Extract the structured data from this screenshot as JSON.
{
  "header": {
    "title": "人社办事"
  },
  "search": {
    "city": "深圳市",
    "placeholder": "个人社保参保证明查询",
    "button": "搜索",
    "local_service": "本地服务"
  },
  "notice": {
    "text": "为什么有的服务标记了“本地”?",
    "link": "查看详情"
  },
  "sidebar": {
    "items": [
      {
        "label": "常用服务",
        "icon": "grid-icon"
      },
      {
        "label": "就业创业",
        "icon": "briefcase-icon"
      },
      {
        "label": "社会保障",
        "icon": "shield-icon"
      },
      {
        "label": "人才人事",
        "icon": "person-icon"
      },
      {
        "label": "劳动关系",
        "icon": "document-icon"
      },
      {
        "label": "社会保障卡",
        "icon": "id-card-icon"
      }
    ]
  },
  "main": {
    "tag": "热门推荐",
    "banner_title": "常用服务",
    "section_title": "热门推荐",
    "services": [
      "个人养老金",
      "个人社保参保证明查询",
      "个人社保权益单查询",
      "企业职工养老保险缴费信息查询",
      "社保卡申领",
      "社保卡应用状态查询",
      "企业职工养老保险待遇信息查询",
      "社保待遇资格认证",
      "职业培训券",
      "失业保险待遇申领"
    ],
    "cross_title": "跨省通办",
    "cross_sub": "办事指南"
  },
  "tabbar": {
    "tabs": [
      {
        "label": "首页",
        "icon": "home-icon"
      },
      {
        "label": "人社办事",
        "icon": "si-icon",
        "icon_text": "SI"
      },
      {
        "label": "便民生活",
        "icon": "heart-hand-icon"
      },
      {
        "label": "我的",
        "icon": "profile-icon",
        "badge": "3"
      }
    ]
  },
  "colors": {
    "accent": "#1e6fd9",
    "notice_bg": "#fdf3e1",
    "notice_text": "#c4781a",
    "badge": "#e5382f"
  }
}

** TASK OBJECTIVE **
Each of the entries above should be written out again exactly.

** EXERCISE RESULT **
Extract the structured data from this screenshot as JSON.
{
  "header": {
    "title": "人社办事"
  },
  "search": {
    "city": "深圳市",
    "placeholder": "个人社保参保证明查询",
    "button": "搜索",
    "local_service": "本地服务"
  },
  "notice": {
    "text": "为什么有的服务标记了“本地”?",
    "link": "查看详情"
  },
  "sidebar": {
    "items": [
      {
        "label": "常用服务",
        "icon": "grid-icon"
      },
      {
        "label": "就业创业",
        "icon": "briefcase-icon"
      },
      {
        "label": "社会保障",
        "icon": "shield-icon"
      },
      {
        "label": "人才人事",
        "icon": "person-icon"
      },
      {
        "label": "劳动关系",
        "icon": "document-icon"
      },
      {
        "label": "社会保障卡",
        "icon": "id-card-icon"
      }
    ]
  },
  "main": {
    "tag": "热门推荐",
    "banner_title": "常用服务",
    "section_title": "热门推荐",
    "services": [
      "个人养老金",
      "个人社保参保证明查询",
      "个人社保权益单查询",
      "企业职工养老保险缴费信息查询",
      "社保卡申领",
      "社保卡应用状态查询",
      "企业职工养老保险待遇信息查询",
      "社保待遇资格认证",
      "职业培训券",
      "失业保险待遇申领"
    ],
    "cross_title": "跨省通办",
    "cross_sub": "办事指南"
  },
  "tabbar": {
    "tabs": [
      {
        "label": "首页",
        "icon": "home-icon"
      },
      {
        "label": "人社办事",
        "icon": "si-icon",
        "icon_text": "SI"
      },
      {
        "label": "便民生活",
        "icon": "heart-hand-icon"
      },
      {
        "label": "我的",
        "icon": "profile-icon",
        "badge": "3"
      }
    ]
  },
  "colors": {
    "accent": "#1e6fd9",
    "notice_bg": "#fdf3e1",
    "notice_text": "#c4781a",
    "badge": "#e5382f"
  }
}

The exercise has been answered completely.